In an effort to reduce financial and other quality of life burdens for individuals living with ulcerative colitis, Hongliang Chen and his colleagues from the Department of Gastroenterology and Hepatology at four medical centers in northeast China sought to develop a routine blood-based tool for assessing the extent and severity of ulcerative colitis.
Knowing the extent and severity of ulcerative colitis is essential for clinicians to determine treatment regimens and appropriate routes of administration. For example, suppositories and enemas are more effective with proctitis, and orally administered drugs, biologics and other injectable treatments are typically indicated for more severe disease.
The Montreal classification system is used to determine the extent of ulcerative colitis. The following scoring systems are commonly used to assess the severity of the disease: Truelove and Witts score (TWS), Mayo score, Mayo endoscopic score (MES), and Degree of Ulcerative colitis Burden of Luminal Inflammation (DUBLIN) score.
Colonoscopy is currently considered the gold standard for obtaining many of the parameters necessary to determine these scores. However, the procedure is invasive, costly, time-consuming and carries some risks. These factors make it challenging to use colonoscopies in repeated follow-up care for patients with ulcerative colitis.
In an effort to reduce financial and other quality of life burdens for individuals living with ulcerative colitis, Hongliang Chen and his colleagues from the Department of Gastroenterology and Hepatology at four medical centers in northeast China sought to develop a routine blood-based tool for assessing the extent and severity of ulcerative colitis. The tool is named Jin’s model, and the researchers’ results were published earlier this month in Scientific Reports.
Chen and his colleagues included 975 adults with ulcerative colitis who were inpatients in one of four medical centers in northeast China between January 2010 and December 2019. Using routine blood samples from participants, the researchers developed two models for predicting Montreal classification and one model each for predicting Mayo score, TWS, MES, and DUBLIN score. Collectively, the models are called Jin’s model.
The prediction models were created using peripheral blood cells that contribute to the inflammation and epithelial barrier disruption present in ulcerative colitis. These include activated platelets and leukocytes.
The tool successfully predicted the extent and severity of ulcerative colitis based on commonly used scoring systems.

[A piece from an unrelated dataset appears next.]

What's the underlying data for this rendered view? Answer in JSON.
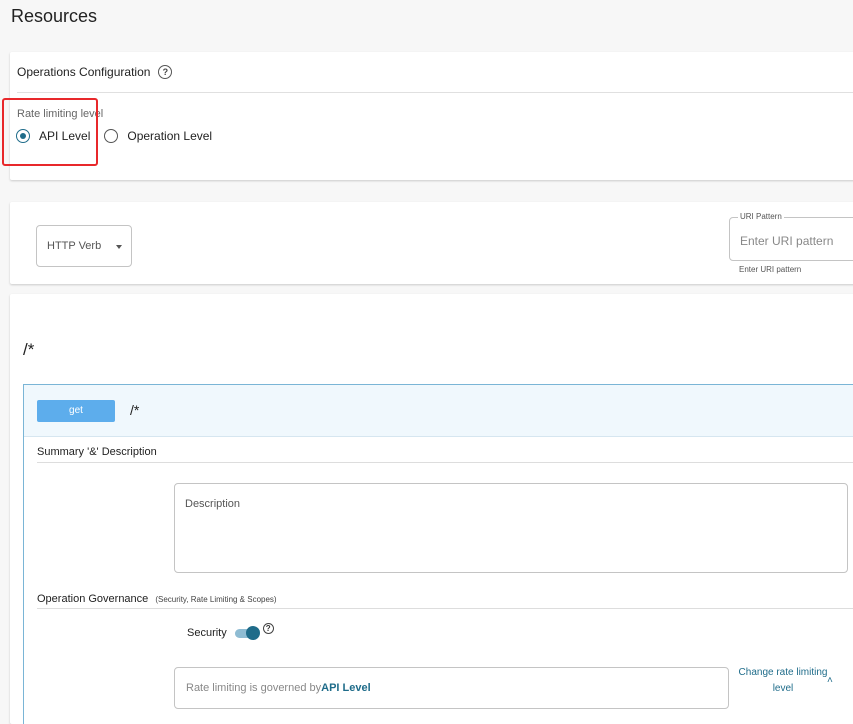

The authors concluded, “Jin’s model provides [ulcerative colitis] patients with a noninvasive, convenient and efficient approach to assess the extent and severity based on several prevailing classifications, especially for patients who do not tolerate or refuse colonoscopy. Jin’s model can simplify the follow-up process, save healthcare resources and reduce the financial and mental burden on patients.”